Jan 31, 2012

Belur Fort

Armed with a map with six forts and one ancient temple marked on it: My destinations of the day were- Belur, Wakandurga, Chikanal, Gudur, Kelur, Mangalgud, Siddankolla and Aihole. I started the journey towards Belur.

Shivu arrived with his Indica at 4-15AM, we left almost immediately. Shivu was a slow driver, used to honk unnecessarily. We were at Belur by 7-15. After a bit of struggle we got directions to the path leading up the hill. We drove through the narrow lanes towards a water tank and found a place to park the Indica.

Shivu volunteered to join me. I tried to get few local kids to guide us, none showed interest but one did come and showed us where to start the climb. The path was filthy until we reached the water-tank. The hill was quite steep, scattered with thorny bushes, fort not visible and no stairway too. We found a man and asked directions. He asked us to follow the electric poles. Simple. Loose mud, pebbles and rocks... we climbed slowly for 15 minutes to reach the summit. Going down this path is going to be tricky.

First glimpse of Belur fort wall.

Fort temple and gateway.

Google maps grab of Belur hill. We are at point B.

A - Banashankari-Belur road
B - Fort entrance
C - Bastion and Open well

The summit is a plateau with lot of plant life; grass, thorny bushes and shrubs. The hill seems to have some wild life too, I happened to see a pair of land birds and a grey-white-brown hare. The hare was in sight for barely 2 seconds. This grass covers almost entire plateau's soil surface. I realize Shivu is not with me.

I could not make up mind to explore these ruins looks like a bastion.

As I keep walking hoping to see a large structure and I see this structure at a distance. I walk through a maze of shrubs and bushes to reach it. It looks like a bastion but its hollow inside. The only entrance to it was almost 10 feet from its base. I assume this was a specialized watch tower. Right next to it was deep pit which must have been a well, a source of water for fort staff.

I looked at the stones and gaps between them trying to calculate the risk involved in climbing up and down. Forget it, climbing down will be tricky business.

Just one small entrance, has gun holes all around it. It must have multiple uses- granary, ammunition & weapons store, emergency shelter...

I ventured a few hundred feet beyond this bastion and it became clear that I was outside the fort and was on the way to the next hill. I turn back, convinced that there's nothing more of importance here.

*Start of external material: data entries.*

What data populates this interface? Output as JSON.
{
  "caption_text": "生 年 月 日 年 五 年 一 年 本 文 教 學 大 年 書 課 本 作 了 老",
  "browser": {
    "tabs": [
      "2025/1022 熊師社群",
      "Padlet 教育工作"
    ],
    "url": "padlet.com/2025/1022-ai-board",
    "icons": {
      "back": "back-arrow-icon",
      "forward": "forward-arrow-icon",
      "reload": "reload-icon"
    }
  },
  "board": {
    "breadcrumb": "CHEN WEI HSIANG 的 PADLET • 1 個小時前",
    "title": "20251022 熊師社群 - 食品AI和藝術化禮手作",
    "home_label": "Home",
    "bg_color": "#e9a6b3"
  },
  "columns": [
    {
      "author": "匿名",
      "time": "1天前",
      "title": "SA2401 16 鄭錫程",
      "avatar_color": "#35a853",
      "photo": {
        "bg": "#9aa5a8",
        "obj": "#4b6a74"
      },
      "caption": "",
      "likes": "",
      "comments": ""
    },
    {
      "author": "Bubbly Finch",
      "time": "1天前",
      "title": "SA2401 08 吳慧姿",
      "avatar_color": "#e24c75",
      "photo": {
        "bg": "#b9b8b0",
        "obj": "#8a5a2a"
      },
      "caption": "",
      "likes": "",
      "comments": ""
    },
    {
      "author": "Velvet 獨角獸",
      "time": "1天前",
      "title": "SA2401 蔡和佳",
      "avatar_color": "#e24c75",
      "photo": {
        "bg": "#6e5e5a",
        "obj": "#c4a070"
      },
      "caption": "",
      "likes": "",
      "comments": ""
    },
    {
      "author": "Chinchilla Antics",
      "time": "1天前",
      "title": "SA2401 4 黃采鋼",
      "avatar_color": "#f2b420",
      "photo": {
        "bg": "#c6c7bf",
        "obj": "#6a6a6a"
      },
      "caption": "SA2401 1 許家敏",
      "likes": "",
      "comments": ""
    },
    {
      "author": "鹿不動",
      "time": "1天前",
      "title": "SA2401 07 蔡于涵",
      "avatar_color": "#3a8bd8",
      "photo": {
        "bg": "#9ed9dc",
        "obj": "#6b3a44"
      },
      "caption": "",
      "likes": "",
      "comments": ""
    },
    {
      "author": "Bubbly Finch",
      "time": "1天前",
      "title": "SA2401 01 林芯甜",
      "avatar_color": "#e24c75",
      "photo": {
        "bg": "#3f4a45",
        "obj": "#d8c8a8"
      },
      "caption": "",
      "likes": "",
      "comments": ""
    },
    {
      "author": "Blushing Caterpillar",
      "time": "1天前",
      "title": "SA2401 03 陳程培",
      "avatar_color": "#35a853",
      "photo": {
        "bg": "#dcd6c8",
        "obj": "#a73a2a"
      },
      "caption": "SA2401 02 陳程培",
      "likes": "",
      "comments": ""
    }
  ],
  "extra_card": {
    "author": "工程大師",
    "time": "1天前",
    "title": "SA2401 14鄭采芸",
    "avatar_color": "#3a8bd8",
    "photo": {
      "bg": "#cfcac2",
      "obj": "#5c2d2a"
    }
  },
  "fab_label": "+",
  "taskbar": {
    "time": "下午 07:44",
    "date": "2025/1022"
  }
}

Once upon a time this heap of stones was a wall. Somehow I felt construction activities were abandoned in between. This is where I saw the hare, couple of leaps it was out of sight.

Neighboring hill and plains below.

This little flowering plant seem to grow out of gaps in rocks.

Other side of the ruins I passed by earlier. Built close to the southern edge of the hill this structure comprises of four bastions connected by rampart walls. It also had a elevated platform near by to provide a good view of plains below.

A cairn. This hill is a convenient place for shepherds to let their goats and sheep graze while they chat and nap in shaded spots. This cairn would be their creation. Down below are houses of Belur village.

The raised platform which served as a watch out.

I climb halfway up and lost confidence on the shaky stones I was stepping on. No sight of Shivu, no response to my calls. I guessed he must have gone back to his Indica. The climb down was not really tricky.

No sign of Shiv near the cab... there he is- walking down a narrow street. It seems he saw me climbing downhill and followed me at a distance. Sneaky!

I was hungry. Found a little eatery on the main street. The place was small, cow-dung smeared dirt floor, wooden tables and benches, run by father-son duo ...simple but clean. Menu was idli, vade and upit. We went for idli-vade, the best I had in 2011. People had no information about the fort's history. Done with breakfast, I cleared the bill and asked for directions to Gudur.

Earlier in the morning we had seen the western face of Belur hill. The eastern face as seen from Belur-Neelogal road.

My plan was to hit Gudur next but few kilometers after Hosur we happened to notice an interesting looking hill to our left. An elderly farmer told us it was Wakkandurga, "you could have gone there from Hosur itself." The farmer asked us to go to Neelogal and come back to Wakkandurga ...its not really far. If we had not run into this friend, we would have done lot of unnecessary running around. There we go to the hill fort of Wakkandurga.

Belur Fort Co-ordinates: 15°51'9"N 75°45'16"E



ರಾಜೇಶ್ ನಾಯ್ಕ said...

Fort hunter comes back with some more forts! Commendable job.

Team G Square said...

Nice to know about this place . Wow there are so many forts in Karnataka .